Lastly I should say that my main reason for wanting a website is as a portfolio. I don't believe the type of work I do is conductive to trying to "sell" via a website. I just want to have a more professional appearance for my business and have a place where people can see my work before we meet.
My site was built with Wordpress. I did not do the initial build, but it's pretty easy to add and change things now that its been done.
I agree that good photography is key (says the guy with a degree in photography and really poor quality pictures on his website). My site is still under construction, but when time permits, getting better photos is top priority.
I also looked at Squarespace.com for hosting/templates, they've got really nicely designed sites and good reviews, but the site editor is a little tough.
if you want more of a portfolio than an inbound marketing magnet, you might consider noodling around with Behance - very visually oriented presentation and fairly easy to maintain.
On a whim I decided to do a web album on Picasa. Since it is part of Google after I posted some pictures of completed jobs I found that it sent me to to top of the listings for cabinetmakers in the area. Spent no money, did it all in about an hour, and it has done nothing but bring me business ever since.
If you really want to take the sting out of making a website look at weebly.com we use them to make small websites - its as easy as using MSWord and they even let you add your own domain name for a small charge... as a pro designer im seriously impressed with it and the results are great.
I used Mr Site a while back to build a website but was very clunky. I would hire a professional to do the job!
I've been doing work with Weebly and I've found it to be super simple to use. It may not have the most customization available but it works for what I need it to accomplish. It's a lot of drag and drop, which is pretty cool.
Having a website helps you get started but you will also need to ensure you get some of the SEO work done. Little things like naming your photos before uploading them will help. Fill in the "Alt-Text" for the photos with good keywords for your work.
Another good tip is to get lots of high quality citations. This is getting your business listed in directories across the internet. I've found success using Yext for this service. It's about $500/yr but they have the highest quality citations that always seem to get found by Google. These will really help to get you to the top of the local map listings.
Hope these tips help.

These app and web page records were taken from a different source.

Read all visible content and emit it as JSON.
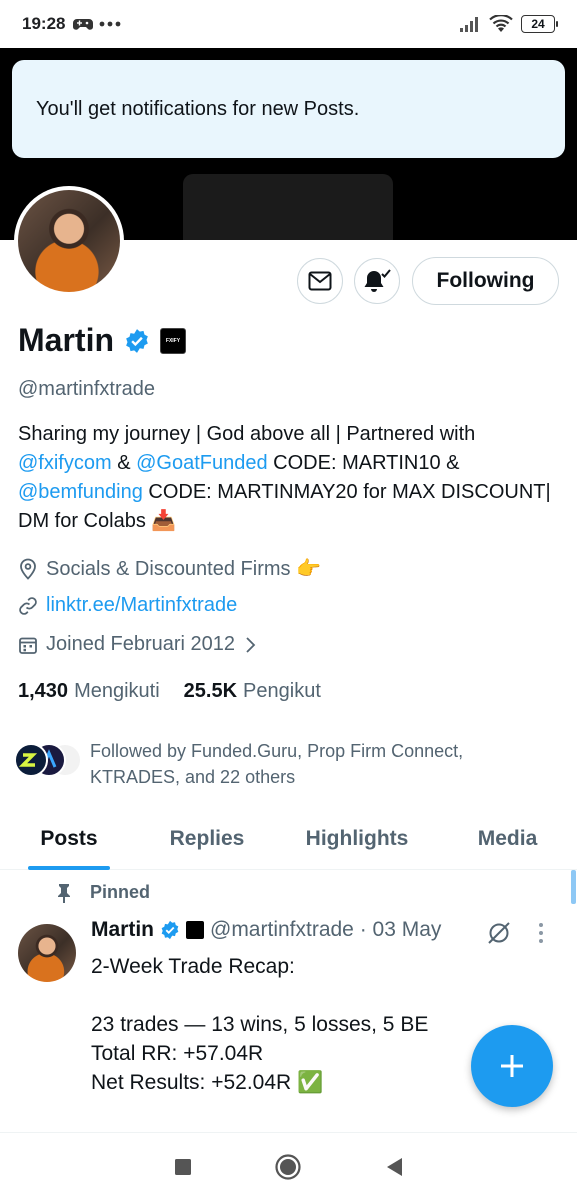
{
  "status_bar": {
    "time": "19:28",
    "battery": "24"
  },
  "toast": {
    "message": "You'll get notifications for new Posts."
  },
  "profile": {
    "name": "Martin",
    "affiliate_badge_text": "FXIFY",
    "handle": "@martinfxtrade",
    "bio": {
      "p1": "Sharing my journey | God above all | Partnered with ",
      "m1": "@fxifycom",
      "p2": " & ",
      "m2": "@GoatFunded",
      "p3": " CODE: MARTIN10 & ",
      "m3": "@bemfunding",
      "p4": " CODE: MARTINMAY20 for MAX DISCOUNT| DM for Colabs 📥"
    },
    "location": "Socials & Discounted Firms 👉",
    "website": "linktr.ee/Martinfxtrade",
    "joined": "Joined Februari 2012",
    "following_count": "1,430",
    "following_label": "Mengikuti",
    "followers_count": "25.5K",
    "followers_label": "Pengikut",
    "followed_by": "Followed by Funded.Guru, Prop Firm Connect, KTRADES, and 22 others"
  },
  "actions": {
    "follow_label": "Following"
  },
  "tabs": [
    {
      "label": "Posts",
      "active": true
    },
    {
      "label": "Replies",
      "active": false
    },
    {
      "label": "Highlights",
      "active": false
    },
    {
      "label": "Media",
      "active": false
    }
  ],
  "post": {
    "pinned_label": "Pinned",
    "author_name": "Martin",
    "handle_date": "@martinfxtrade · 03 May",
    "body": "2-Week Trade Recap:\n\n23 trades — 13 wins, 5 losses, 5 BE\nTotal RR: +57.04R\nNet Results: +52.04R ✅"
  },
  "colors": {
    "accent": "#1d9bf0",
    "text": "#0f1419",
    "muted": "#536471"
  }
}
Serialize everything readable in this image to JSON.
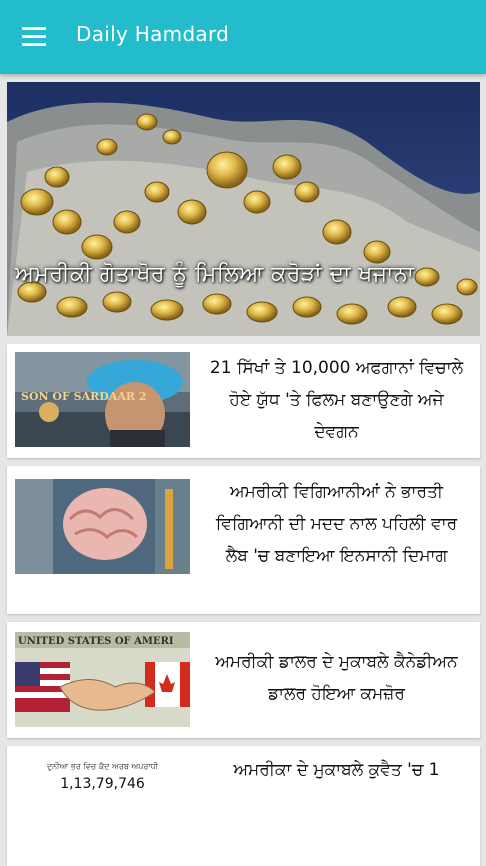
{
  "app": {
    "title": "Daily Hamdard"
  },
  "hero": {
    "title": "ਅਮਰੀਕੀ ਗੋਤਾਖੋਰ ਨੂੰ ਮਿਲਿਆ ਕਰੋੜਾਂ ਦਾ ਖਜਾਨਾ"
  },
  "articles": [
    {
      "title": "21 ਸਿੱਖਾਂ ਤੇ 10,000 ਅਫਗਾਨਾਂ ਵਿਚਾਲੇ ਹੋਏ ਯੁੱਧ 'ਤੇ ਫਿਲਮ ਬਣਾਉਣਗੇ ਅਜੇ ਦੇਵਗਨ",
      "thumb_text": "SON OF SARDAAR 2"
    },
    {
      "title": "ਅਮਰੀਕੀ ਵਿਗਿਆਨੀਆਂ ਨੇ ਭਾਰਤੀ ਵਿਗਿਆਨੀ ਦੀ ਮਦਦ ਨਾਲ ਪਹਿਲੀ ਵਾਰ ਲੈਬ 'ਚ ਬਣਾਇਆ ਇਨਸਾਨੀ ਦਿਮਾਗ"
    },
    {
      "title": "ਅਮਰੀਕੀ ਡਾਲਰ ਦੇ ਮੁਕਾਬਲੇ ਕੈਨੇਡੀਅਨ ਡਾਲਰ ਹੋਇਆ ਕਮਜ਼ੋਰ",
      "thumb_text": "UNITED STATES OF AMERI"
    },
    {
      "title": "ਅਮਰੀਕਾ ਦੇ ਮੁਕਾਬਲੇ ਕੁਵੈਤ 'ਚ 1",
      "thumb_caption": "ਦੁਨੀਆ ਭਰ ਵਿਚ ਕੈਦ ਅਰਬ ਅਪਰਾਧੀ",
      "thumb_number": "1,13,79,746"
    }
  ]
}
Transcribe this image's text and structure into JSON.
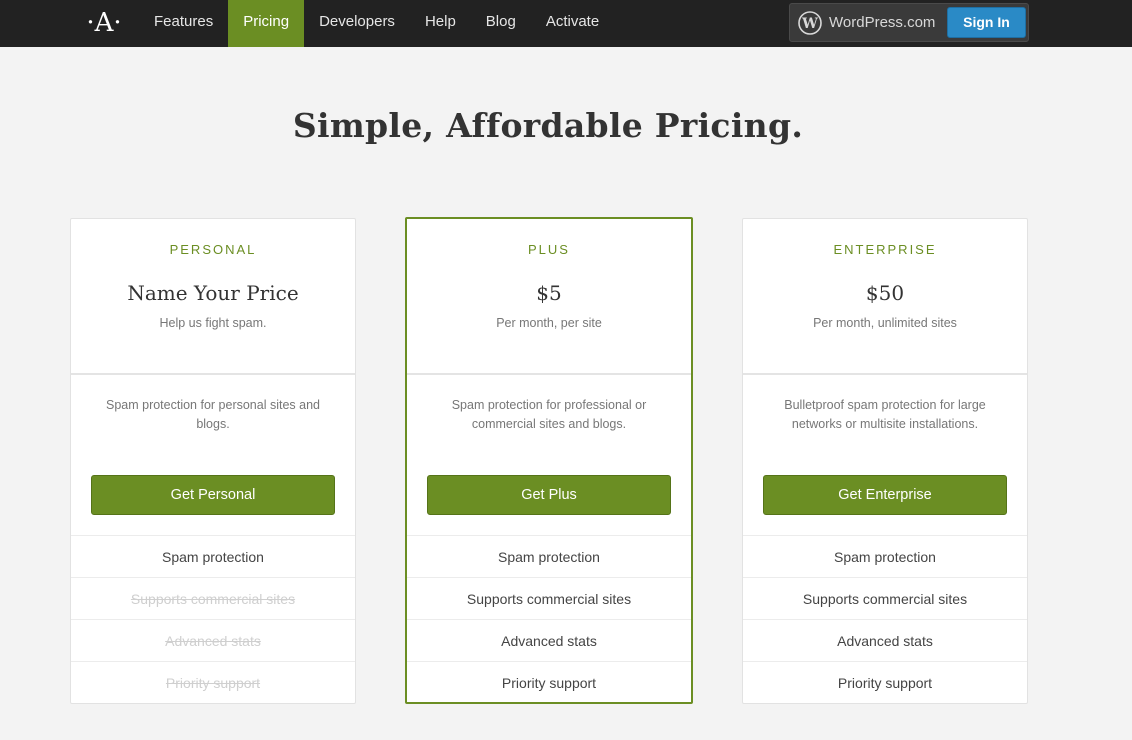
{
  "nav": {
    "logo": "·A·",
    "items": [
      {
        "label": "Features",
        "active": false
      },
      {
        "label": "Pricing",
        "active": true
      },
      {
        "label": "Developers",
        "active": false
      },
      {
        "label": "Help",
        "active": false
      },
      {
        "label": "Blog",
        "active": false
      },
      {
        "label": "Activate",
        "active": false
      }
    ],
    "wordpress_label": "WordPress.com",
    "signin_label": "Sign In"
  },
  "page": {
    "title": "Simple, Affordable Pricing."
  },
  "plans": [
    {
      "name": "PERSONAL",
      "price": "Name Your Price",
      "sub": "Help us fight spam.",
      "description": "Spam protection for personal sites and blogs.",
      "button": "Get Personal",
      "features": [
        {
          "label": "Spam protection",
          "included": true
        },
        {
          "label": "Supports commercial sites",
          "included": false
        },
        {
          "label": "Advanced stats",
          "included": false
        },
        {
          "label": "Priority support",
          "included": false
        }
      ]
    },
    {
      "name": "PLUS",
      "price": "$5",
      "sub": "Per month, per site",
      "description": "Spam protection for professional or commercial sites and blogs.",
      "button": "Get Plus",
      "featured": true,
      "features": [
        {
          "label": "Spam protection",
          "included": true
        },
        {
          "label": "Supports commercial sites",
          "included": true
        },
        {
          "label": "Advanced stats",
          "included": true
        },
        {
          "label": "Priority support",
          "included": true
        }
      ]
    },
    {
      "name": "ENTERPRISE",
      "price": "$50",
      "sub": "Per month, unlimited sites",
      "description": "Bulletproof spam protection for large networks or multisite installations.",
      "button": "Get Enterprise",
      "features": [
        {
          "label": "Spam protection",
          "included": true
        },
        {
          "label": "Supports commercial sites",
          "included": true
        },
        {
          "label": "Advanced stats",
          "included": true
        },
        {
          "label": "Priority support",
          "included": true
        }
      ]
    }
  ],
  "colors": {
    "accent": "#6b8e23",
    "topbar": "#222222",
    "signin": "#2a8ac6"
  }
}
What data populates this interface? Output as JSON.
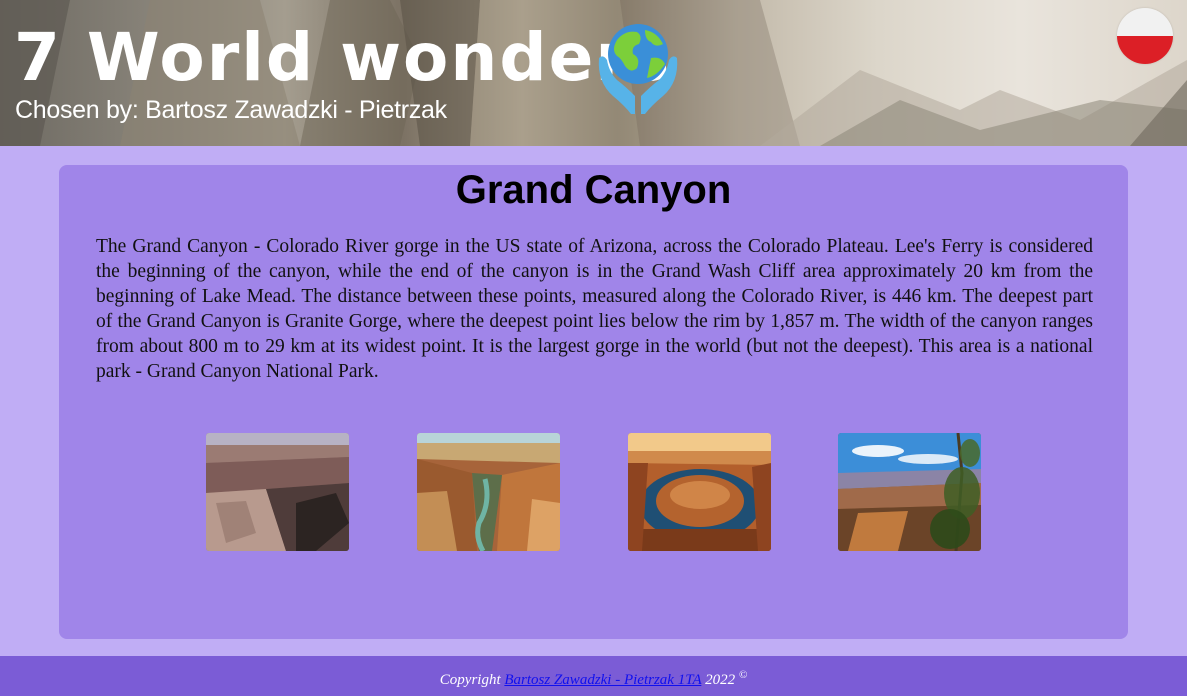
{
  "header": {
    "title": "7 World wonders",
    "subtitle": "Chosen by: Bartosz Zawadzki - Pietrzak",
    "language_flag": "poland-flag-icon",
    "globe_icon": "globe-in-hands-icon"
  },
  "main": {
    "heading": "Grand Canyon",
    "description": "The Grand Canyon - Colorado River gorge in the US state of Arizona, across the Colorado Plateau. Lee's Ferry is considered the beginning of the canyon, while the end of the canyon is in the Grand Wash Cliff area approximately 20 km from the beginning of Lake Mead. The distance between these points, measured along the Colorado River, is 446 km. The deepest part of the Grand Canyon is Granite Gorge, where the deepest point lies below the rim by 1,857 m. The width of the canyon ranges from about 800 m to 29 km at its widest point. It is the largest gorge in the world (but not the deepest). This area is a national park - Grand Canyon National Park.",
    "gallery": [
      "grand-canyon-photo-1",
      "grand-canyon-photo-2",
      "horseshoe-bend-photo",
      "grand-canyon-photo-4"
    ]
  },
  "footer": {
    "prefix": "Copyright",
    "author_link": "Bartosz Zawadzki - Pietrzak 1TA",
    "year": "2022",
    "symbol": "©"
  },
  "colors": {
    "page_bg": "#c0adf5",
    "card_bg": "#a085e9",
    "footer_bg": "#7b5cd6",
    "link": "#1010ee",
    "flag_red": "#dc1f26"
  }
}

You can get some pretty good DIY jobs these days, like shopify. However I would always suggest using a pro, even if they are using a DIY platform, as they can ensure its looks perfect. Appearance is everything these days.